| Quote #4
Nevertheless, we all of us, to varying degrees, believed that when you saw the person you were copied from, you'd get some insight into who you were deep down, and maybe too, you'd see something of what your life held in store. (12.12)
According to this theory, the apple doesn't fall far from the tree. Or the clone doesn't fall far from her "possible." So finding your model would be like getting a cheat sheet for your own identity. But what part of your identity will you get to discover when you find this model? And what do you think Kathy means by the phrase "deep down"? Maybe she means she'll learn more about her personality. Or her soul. Or her DNA?
| Quote #5
There were some who thought it stupid to be concerned about possibles at all. Our models were an irrelevance, a technical necessity for bringing us into the world, nothing more than that. It was up to each of us to make of our lives what we could. (12.13)
There's definitely a mix of dependence and free will in the clones' very existence. On the one hand, they rely on their model as a "technical necessity." Without their model, they wouldn't be alive at all. But on the other hand, once they've been made, the clones have to fend for themselves. Chances are, they'll never see their model again.
| Quote #6
Her hair was darker than Ruth's—though it could have been dyed—and she had it tied back in a simple pony-tail the way Ruth usually did. She was laughing at something her friend in the red outfit was saying, and her face, especially when she was finishing her laugh with a shake of her head, had more than a hint of Ruth about it. (14.22)

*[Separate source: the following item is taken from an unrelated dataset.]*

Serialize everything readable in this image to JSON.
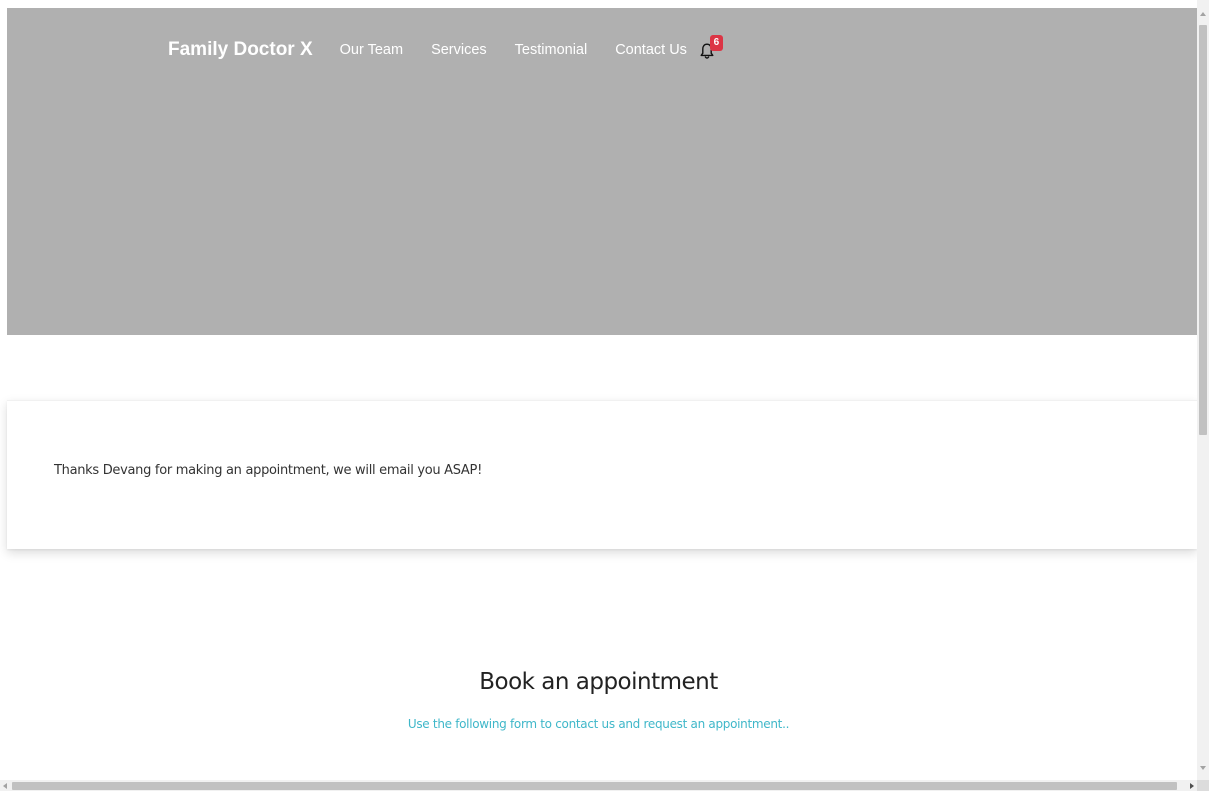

Kathy and her friends are looking for signs that this woman might be Ruth's possible: her hair color, her mannerisms, even her ponytail. Are these the bits that make up identity? Or are they looking for the wrong clues?